BRIEF:
Filter the listing below, please, and copy only the lines with the word "icon".

RECORDED DATA:
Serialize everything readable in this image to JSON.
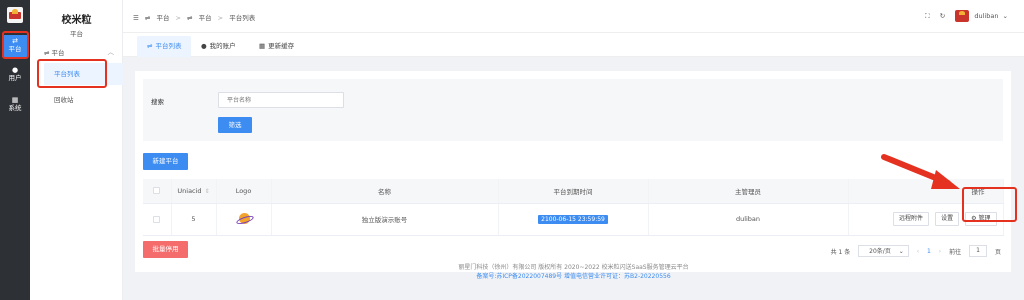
{
  "rail": {
    "items": [
      {
        "icon": "swap-icon",
        "label": "平台"
      },
      {
        "icon": "user-icon",
        "label": "用户"
      },
      {
        "icon": "windows-icon",
        "label": "系统"
      }
    ]
  },
  "sidebar": {
    "title": "校米粒",
    "subtitle": "平台",
    "group_label": "平台",
    "items": [
      {
        "label": "平台列表"
      },
      {
        "label": "回收站"
      }
    ]
  },
  "header": {
    "breadcrumb": [
      "平台",
      "平台",
      "平台列表"
    ],
    "username": "duliban"
  },
  "tabs": [
    {
      "label": "平台列表"
    },
    {
      "label": "我的账户"
    },
    {
      "label": "更新缓存"
    }
  ],
  "filter": {
    "label": "搜索",
    "placeholder": "平台名称",
    "button": "筛选"
  },
  "new_button": "新建平台",
  "table": {
    "columns": [
      "Uniacid",
      "Logo",
      "名称",
      "平台到期时间",
      "主管理员",
      "操作"
    ],
    "rows": [
      {
        "uniacid": "5",
        "name": "独立版演示账号",
        "expiry": "2100-06-15 23:59:59",
        "admin": "duliban",
        "actions": [
          "远程附件",
          "设置",
          "管理"
        ]
      }
    ]
  },
  "bulk_button": "批量停用",
  "pagination": {
    "total": "共 1 条",
    "page_size": "20条/页",
    "current_page": "1",
    "goto_label": "前往",
    "goto_value": "1",
    "page_suffix": "页"
  },
  "footer": {
    "line1": "丽星门科技（徐州）有限公司 版权所有 2020~2022 校米粒闪送SaaS服务管理云平台",
    "line2": "备案号:苏ICP备2022007489号 增值电信营业许可证：苏B2-20220556"
  },
  "colors": {
    "accent": "#3c8cf2",
    "danger": "#f56c6c",
    "annotation": "#e5311f",
    "rail_bg": "#2d3035"
  }
}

ANSWER FOR THIS EXERCISE:
        "icon": "swap-icon",
        "icon": "user-icon",
        "icon": "windows-icon",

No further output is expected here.